What about brands that aren’t pouring money into the ecosystem? At minimum, companies need individuals to manage and moderate conversations. Although communities operating at scale may have members who engage each other with little company involvement, they aren’t free. Consider Wikipedia, a community that serves hundreds of millions of visitors every month – it takes technology and people to keep the site going – supported by donations. A company like Red Bull doesn’t get to over 26 million fans without engaging – which requires FTE/personnel expense.
P&G certainly didn’t pay for every one of the “1.8 billion in free impressions generated by the Old Spice campaign”…at least not directly. This is absolutely a success story and Dion Hinchcliffe and I talk about it in our forthcoming book, Social Business by Design. It’s important to keep in mind that this is an example of successful “big seed” marketing – plenty of money was poured into the initial mass media campaign and even more was spent to keep The Man Your Man Could Smell Like relevant with real-time videos. Free? No way – W+K grew 22% in 2011.
Not too long ago, I had a client who had a problem. He was the head of digital and emerging media for a consumer products brand. Recently, the CEO’s college-age children had come home for Thanksgiving break and showed the CEO this new thing called YouTube, where companies like Coca-Cola were having great success with reposting their TV commercials. As a result, the CEO decided to slash the digital and social media budgets; my client was laid off soon thereafter. Today, they are lagging far behind their industry competition and I have never seen anyone mention their brands or campaigns in social media.
“Big data, cheap processing, and social media, are changing the advertising and marketing landscape. IT has been quietly hammering away on advanced analytics systems and platforms to aggregate and filter data, while sites like Facebook, LinkedIn and Twitter can provide exactly the detailed demographic data that marketers say they need. Put it all together and you have technology that can spit out almost personalized advertising on one side and deliver quantitative measurements to gauge the effect every little marketing decision has on the bottom line.”
Sharing a few slides here from my SXSW session earlier this year.

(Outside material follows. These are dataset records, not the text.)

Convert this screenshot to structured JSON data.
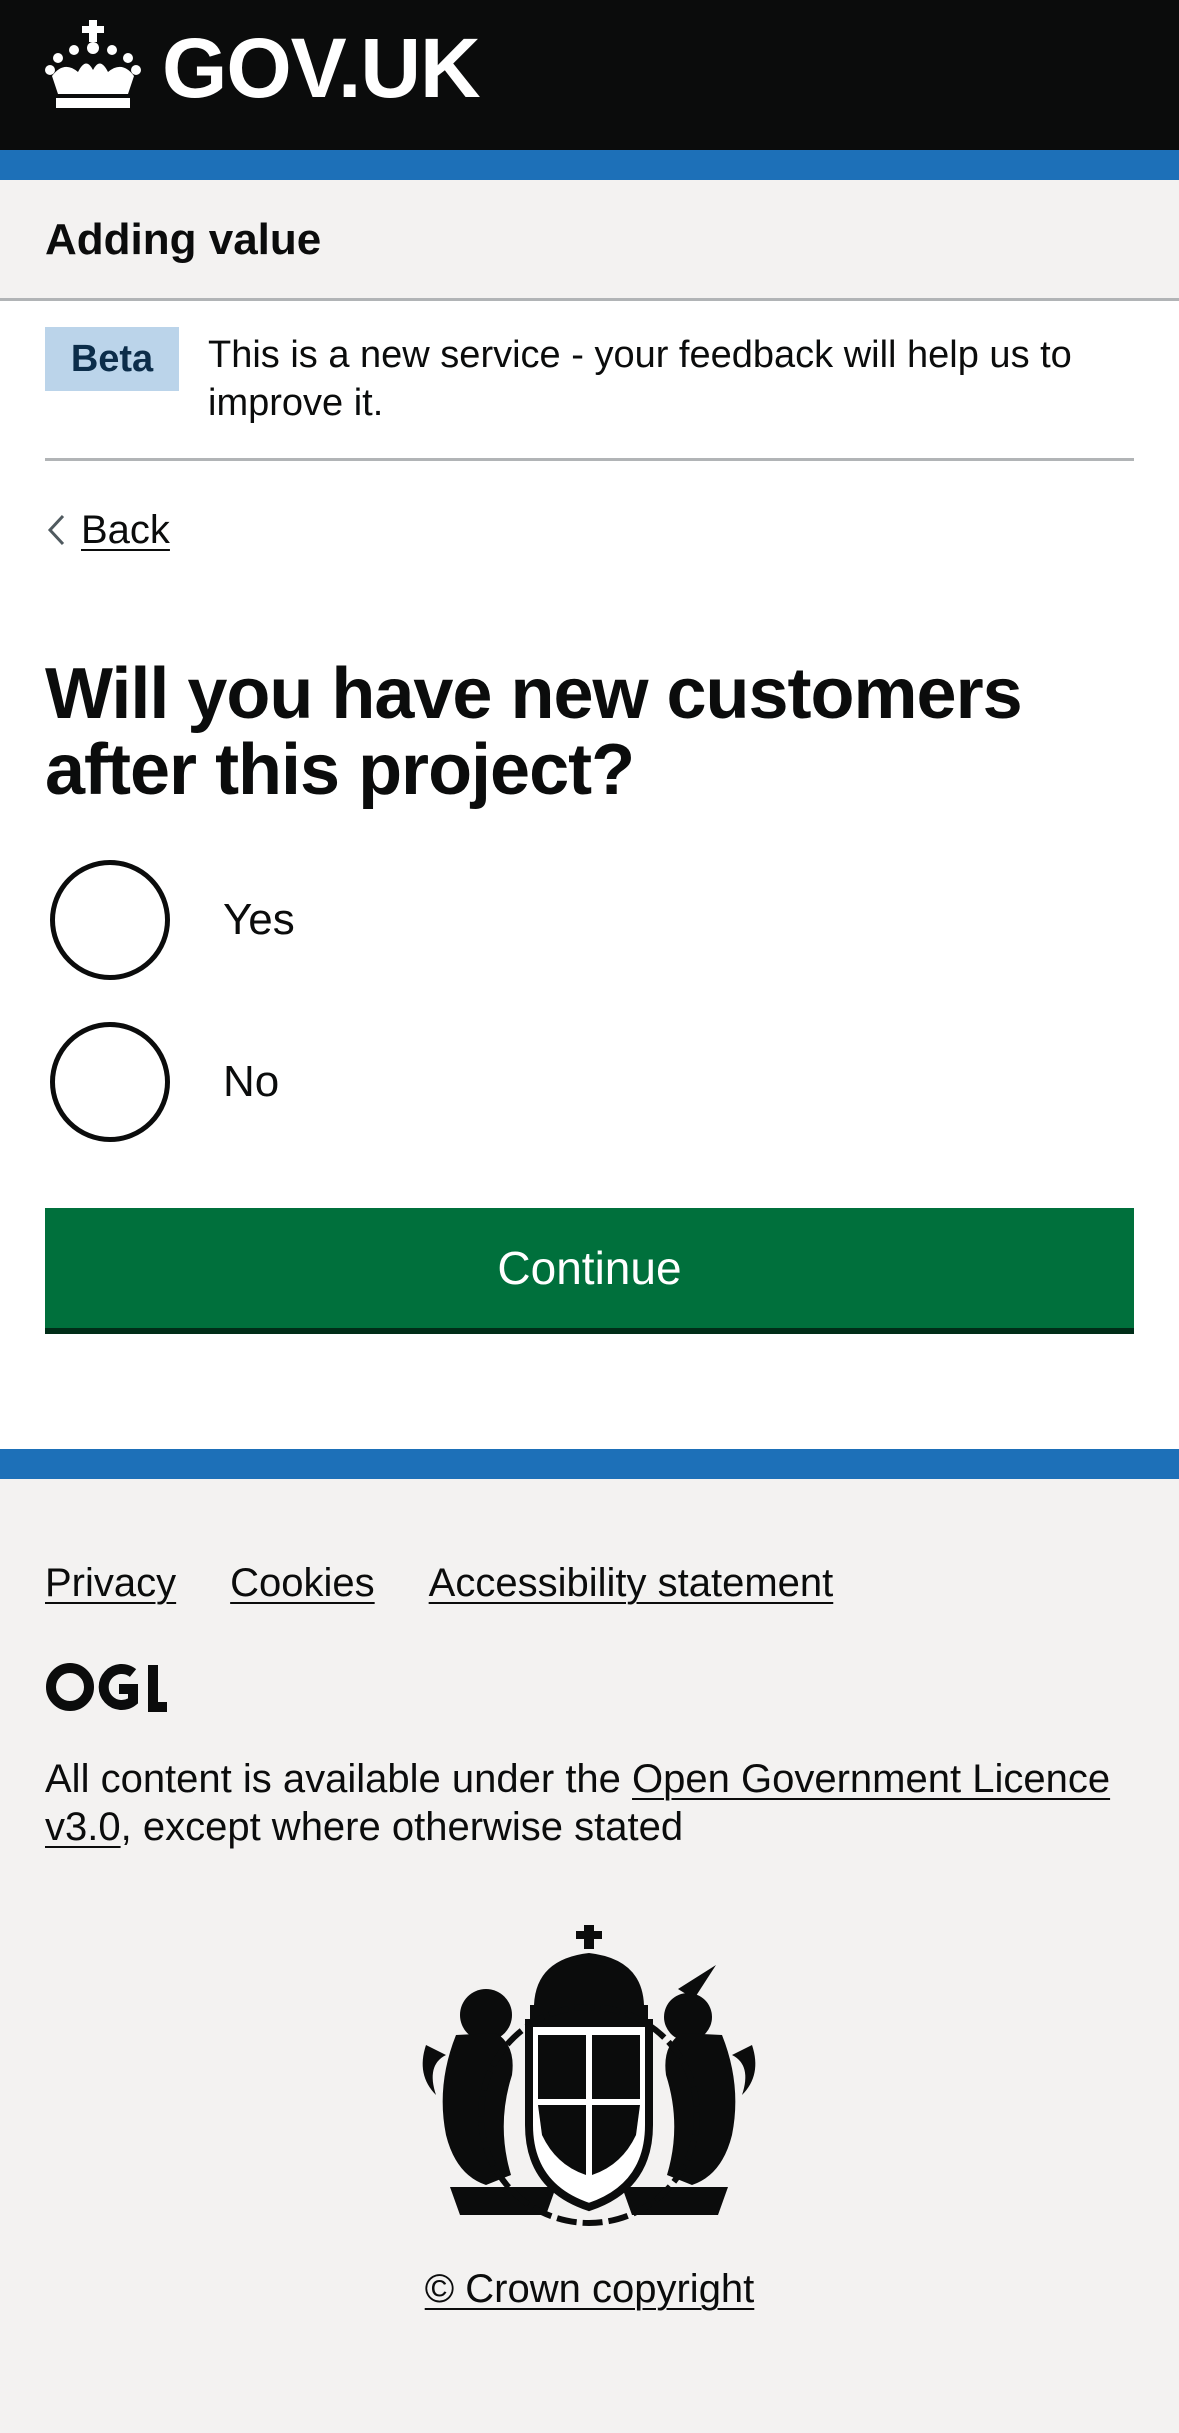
{
  "header": {
    "logo_text": "GOV.UK",
    "logo_icon": "crown-icon"
  },
  "service": {
    "name": "Adding value"
  },
  "phase_banner": {
    "tag": "Beta",
    "text": "This is a new service - your feedback will help us to improve it."
  },
  "back_link": {
    "label": "Back",
    "icon": "chevron-left-icon"
  },
  "question": {
    "heading": "Will you have new customers after this project?",
    "options": [
      {
        "label": "Yes",
        "selected": false
      },
      {
        "label": "No",
        "selected": false
      }
    ]
  },
  "continue_button": {
    "label": "Continue"
  },
  "footer": {
    "links": [
      "Privacy",
      "Cookies",
      "Accessibility statement"
    ],
    "ogl_logo": "OGL",
    "licence_prefix": "All content is available under the ",
    "licence_link": "Open Government Licence v3.0",
    "licence_suffix": ", except where otherwise stated",
    "crest_icon": "royal-coat-of-arms-icon",
    "copyright": "© Crown copyright"
  },
  "colors": {
    "header_bg": "#0b0c0c",
    "brand_blue": "#1d70b8",
    "service_bar_bg": "#f3f2f1",
    "phase_tag_bg": "#bbd4ea",
    "button_green": "#00703c",
    "button_shadow": "#002d18",
    "footer_bg": "#f3f2f1"
  }
}
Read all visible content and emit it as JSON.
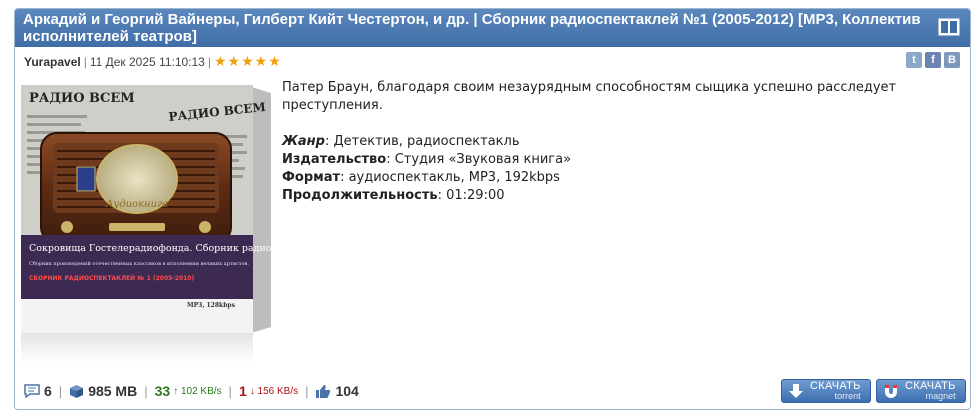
{
  "post": {
    "title": "Аркадий и Георгий Вайнеры, Гилберт Кийт Честертон, и др. | Сборник радиоспектаклей №1 (2005-2012) [MP3, Коллектив исполнителей театров]",
    "author": "Yurapavel",
    "date": "11 Дек 2025 11:10:13",
    "stars": "★★★★★",
    "description": "Патер Браун, благодаря своим незаурядным способностям сыщика успешно расследует преступления.",
    "fields": [
      {
        "key": "Жанр",
        "value": ": Детектив, радиоспектакль",
        "italic": true
      },
      {
        "key": "Издательство",
        "value": ": Студия «Звуковая книга»",
        "italic": false
      },
      {
        "key": "Формат",
        "value": ": аудиоспектакль, MP3, 192kbps",
        "italic": false
      },
      {
        "key": "Продолжительность",
        "value": ": 01:29:00",
        "italic": false
      }
    ]
  },
  "social": {
    "twitter": "t",
    "facebook": "f",
    "vk": "B"
  },
  "cover": {
    "newspaper_1": "РАДИО ВСЕМ",
    "newspaper_2": "РАДИО ВСЕМ",
    "brand": "Аудиокнига",
    "band_title": "Сокровища Гостелерадиофонда. Сборник радиоспектаклей",
    "band_sub": "Сборник произведений отечественных классиков в исполнении великих артистов.",
    "series": "СБОРНИК РАДИОСПЕКТАКЛЕЙ № 1 (2005-2010)",
    "format": "MP3, 128kbps"
  },
  "stats": {
    "comments": "6",
    "size": "985 MB",
    "seeders": "33",
    "seed_speed": "↑ 102 KB/s",
    "leechers": "1",
    "leech_speed": "↓ 156 KB/s",
    "likes": "104"
  },
  "buttons": {
    "torrent_label": "СКАЧАТЬ",
    "torrent_sub": "torrent",
    "magnet_label": "СКАЧАТЬ",
    "magnet_sub": "magnet"
  },
  "colors": {
    "accent": "#3f6da6",
    "seed": "#2a7a1d",
    "leech": "#aa1111",
    "star": "#f0a10a"
  }
}
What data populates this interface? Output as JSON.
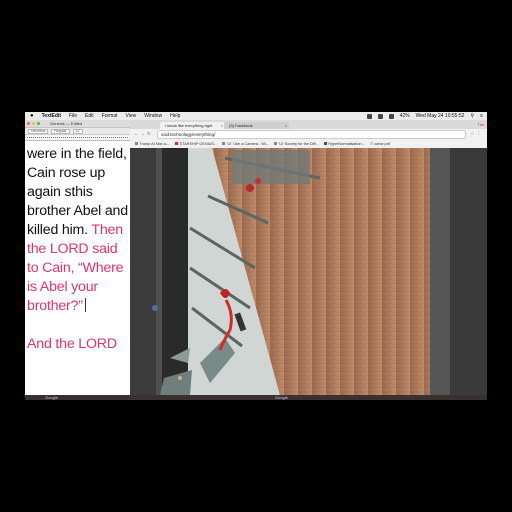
{
  "menubar": {
    "app_name": "TextEdit",
    "items": [
      "File",
      "Edit",
      "Format",
      "View",
      "Window",
      "Help"
    ],
    "status": {
      "battery": "42%",
      "datetime": "Wed May 24  10:55:52"
    }
  },
  "editor": {
    "title": "Genesis — Edited",
    "font_family_field": "Helvetica",
    "font_style_field": "Regular",
    "font_size_field": "12",
    "text_black": "were in the field, Cain rose up again sthis brother Abel and killed him.",
    "text_pink_1": "Then the LORD said to Cain, “Where is Abel your brother?”",
    "text_pink_2": "And the LORD"
  },
  "browser": {
    "tabs": [
      {
        "label": "I kinda like everything.right"
      },
      {
        "label": "(3) Facebook"
      }
    ],
    "user_label": "Tim",
    "url": "void.technology/everything/",
    "bookmarks": [
      "Trump At Mar-a-...",
      "STARSHIP GENIUS...",
      "'Ui' I Am a Camera - Wi...",
      "'Ui' Society for the Diff...",
      "HyperNormalisation...",
      "carse.pdf"
    ]
  },
  "dock": {
    "left_label": "Google",
    "right_label": "Google"
  },
  "colors": {
    "pink_text": "#e0336e",
    "wall": "#b07a5c"
  }
}
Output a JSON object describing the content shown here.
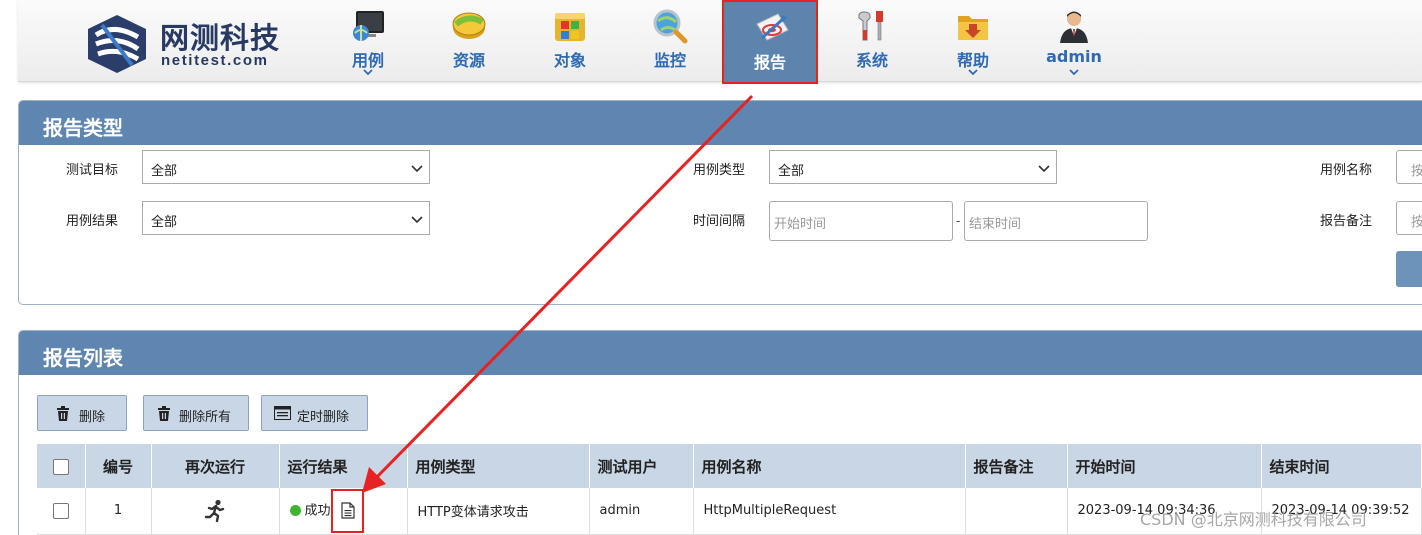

I feel like an internet historian of sorts, since I started tracking social media examples back in 2005 and then published a huge list in 2008.
These are three examples that show some business results and are often mentioned. If you’re not familiar with them…now you are.